The struggle continues

The demands of the coalition, which protested at the beginning of August, would probably have been agreed to by all the miners killed 8 years ago. The demands for permanent jobs, decent housing and clean water for all were at the core of their own protests even back in 2012: Many of the workers were confronted with precarious employment contracts as temporary workers, not to mention the catastrophic situation in Marikana regarding housing and water supply. When the protesters of August 1 talk about a universal health system, they also mean the situation of many mineworkers who have been exposed to health risks such as tuberculosis and silicosis for decades due to their work in the dangerous mines, return ill to their home regions and wait for death there without consistent medical care.

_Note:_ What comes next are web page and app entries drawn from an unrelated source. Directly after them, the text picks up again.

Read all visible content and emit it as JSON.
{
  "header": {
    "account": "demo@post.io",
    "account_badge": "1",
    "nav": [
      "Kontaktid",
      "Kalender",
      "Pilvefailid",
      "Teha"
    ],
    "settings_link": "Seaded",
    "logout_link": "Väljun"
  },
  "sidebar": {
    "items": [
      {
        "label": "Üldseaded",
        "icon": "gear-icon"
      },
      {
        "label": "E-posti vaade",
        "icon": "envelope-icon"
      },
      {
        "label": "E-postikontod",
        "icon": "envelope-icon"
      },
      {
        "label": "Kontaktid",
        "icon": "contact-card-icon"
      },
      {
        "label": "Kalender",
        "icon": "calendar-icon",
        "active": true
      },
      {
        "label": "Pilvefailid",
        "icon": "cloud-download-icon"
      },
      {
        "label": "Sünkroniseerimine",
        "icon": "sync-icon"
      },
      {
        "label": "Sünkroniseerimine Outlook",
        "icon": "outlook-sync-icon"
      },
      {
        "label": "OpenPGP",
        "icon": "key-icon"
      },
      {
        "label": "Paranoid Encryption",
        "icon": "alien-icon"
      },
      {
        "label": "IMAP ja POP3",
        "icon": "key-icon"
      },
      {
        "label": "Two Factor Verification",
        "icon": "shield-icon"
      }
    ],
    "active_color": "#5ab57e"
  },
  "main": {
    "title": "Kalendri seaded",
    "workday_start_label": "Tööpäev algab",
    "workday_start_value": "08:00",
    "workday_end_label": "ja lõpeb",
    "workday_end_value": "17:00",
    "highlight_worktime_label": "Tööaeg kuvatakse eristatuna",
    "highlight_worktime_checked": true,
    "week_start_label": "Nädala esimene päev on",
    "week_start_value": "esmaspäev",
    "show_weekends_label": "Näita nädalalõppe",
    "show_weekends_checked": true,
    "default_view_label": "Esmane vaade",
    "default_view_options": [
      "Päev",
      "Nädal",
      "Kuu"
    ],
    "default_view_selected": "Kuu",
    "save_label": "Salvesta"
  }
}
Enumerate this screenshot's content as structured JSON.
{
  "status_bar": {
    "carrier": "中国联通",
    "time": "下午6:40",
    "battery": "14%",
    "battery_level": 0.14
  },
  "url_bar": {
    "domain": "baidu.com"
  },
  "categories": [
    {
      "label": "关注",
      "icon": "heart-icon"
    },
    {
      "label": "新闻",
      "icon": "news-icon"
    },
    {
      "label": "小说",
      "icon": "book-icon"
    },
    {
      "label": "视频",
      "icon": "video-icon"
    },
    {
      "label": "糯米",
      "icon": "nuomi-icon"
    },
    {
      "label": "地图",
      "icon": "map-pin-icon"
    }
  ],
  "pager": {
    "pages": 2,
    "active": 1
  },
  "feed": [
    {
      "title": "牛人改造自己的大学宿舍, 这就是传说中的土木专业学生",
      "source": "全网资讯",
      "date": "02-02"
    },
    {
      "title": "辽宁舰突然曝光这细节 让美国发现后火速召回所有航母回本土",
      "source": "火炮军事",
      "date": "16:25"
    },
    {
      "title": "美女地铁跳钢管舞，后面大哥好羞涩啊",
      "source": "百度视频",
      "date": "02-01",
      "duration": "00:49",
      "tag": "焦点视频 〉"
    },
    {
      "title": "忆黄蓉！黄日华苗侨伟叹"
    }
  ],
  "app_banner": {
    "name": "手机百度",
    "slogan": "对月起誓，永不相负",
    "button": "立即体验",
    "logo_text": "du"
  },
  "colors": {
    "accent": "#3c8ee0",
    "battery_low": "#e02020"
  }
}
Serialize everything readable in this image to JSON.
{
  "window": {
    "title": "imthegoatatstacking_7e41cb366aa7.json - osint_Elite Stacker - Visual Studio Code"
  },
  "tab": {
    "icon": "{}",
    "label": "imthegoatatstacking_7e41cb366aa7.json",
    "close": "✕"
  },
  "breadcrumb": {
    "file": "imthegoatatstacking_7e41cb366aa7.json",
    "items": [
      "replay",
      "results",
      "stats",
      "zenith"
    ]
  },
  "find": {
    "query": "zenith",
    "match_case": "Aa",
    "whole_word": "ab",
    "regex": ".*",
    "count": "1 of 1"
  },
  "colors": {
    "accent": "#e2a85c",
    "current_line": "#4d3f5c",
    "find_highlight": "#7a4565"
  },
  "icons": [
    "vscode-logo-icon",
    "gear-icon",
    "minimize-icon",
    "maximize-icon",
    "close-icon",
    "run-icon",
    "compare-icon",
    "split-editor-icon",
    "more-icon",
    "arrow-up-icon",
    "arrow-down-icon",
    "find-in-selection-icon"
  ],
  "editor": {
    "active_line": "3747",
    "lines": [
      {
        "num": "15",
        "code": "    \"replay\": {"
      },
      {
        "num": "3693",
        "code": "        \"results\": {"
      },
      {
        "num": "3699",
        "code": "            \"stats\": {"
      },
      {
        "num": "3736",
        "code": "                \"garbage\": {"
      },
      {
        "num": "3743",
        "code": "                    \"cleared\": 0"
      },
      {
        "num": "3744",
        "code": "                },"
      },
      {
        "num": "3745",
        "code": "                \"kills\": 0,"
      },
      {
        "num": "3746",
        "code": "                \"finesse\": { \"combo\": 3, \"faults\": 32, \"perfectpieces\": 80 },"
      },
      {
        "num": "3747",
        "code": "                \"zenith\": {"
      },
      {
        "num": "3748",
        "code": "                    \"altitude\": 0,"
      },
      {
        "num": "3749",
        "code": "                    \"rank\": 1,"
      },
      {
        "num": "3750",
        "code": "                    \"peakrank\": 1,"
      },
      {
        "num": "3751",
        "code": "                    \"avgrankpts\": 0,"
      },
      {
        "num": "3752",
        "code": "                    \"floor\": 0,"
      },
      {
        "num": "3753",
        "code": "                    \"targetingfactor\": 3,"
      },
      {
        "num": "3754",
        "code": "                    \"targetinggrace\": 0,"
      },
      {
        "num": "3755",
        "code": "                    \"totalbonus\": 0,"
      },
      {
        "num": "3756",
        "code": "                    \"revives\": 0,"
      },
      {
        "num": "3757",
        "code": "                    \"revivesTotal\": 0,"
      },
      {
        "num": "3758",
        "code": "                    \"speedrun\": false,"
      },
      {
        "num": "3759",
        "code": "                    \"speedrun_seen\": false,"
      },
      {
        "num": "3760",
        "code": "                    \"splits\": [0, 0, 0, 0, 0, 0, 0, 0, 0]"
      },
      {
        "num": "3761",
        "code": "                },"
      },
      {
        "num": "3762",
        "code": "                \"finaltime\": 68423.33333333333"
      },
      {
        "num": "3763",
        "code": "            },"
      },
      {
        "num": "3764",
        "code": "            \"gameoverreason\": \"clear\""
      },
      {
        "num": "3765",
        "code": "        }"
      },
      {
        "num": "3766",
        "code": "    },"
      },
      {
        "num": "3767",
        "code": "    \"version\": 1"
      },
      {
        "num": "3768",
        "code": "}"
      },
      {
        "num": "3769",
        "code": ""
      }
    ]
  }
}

We are talking about people here who are pulling some of the most valuable metals such as platinum and gold out of the ground, with which their respective companies, in the case of platinum yesterday Lonmin and today Sibanye Stillwater, are making huge profits. The miners of Marikana 2012 would also have agreed to the demand for a universal, unconditional basic income, because back then their salaries did not allow them to live a life of dignity. A consistent basic income, which would also benefit their family members, would have relieved them of the pressure as the only bread winners of their families, and the families as a whole would have more at their disposal to satisfy their own basic needs without an everyday struggle. Yet even today, eight years after the Marikana massacre, the families of the deceased are still confronted with the mere fight for survival, and Marikana is now considered synonymous with the struggle for human dignity and appreciation of the lives of the miners, which has not lost any of its relevance. On the contrary, the effects of the Covid-19 Pandemic make the contours of the daily struggle for survival even more visible to the entire South African society. The mineworkers are an integral and important part of this society. What makes their situation a particular scandal is the paradox that they belong to a sector that generates wealth on a large scale for a few profiteers in South Africa and worldwide, while at the same time plunging their own workforce into deep poverty. Therefore, the struggle for structural change must continue. For the miners, the communities affected by the extraction of raw materials and the South African population must finally be able to experience justice. “Aluta Continua, Victoria Ascerta!” – “The struggle continues, victory is certain!”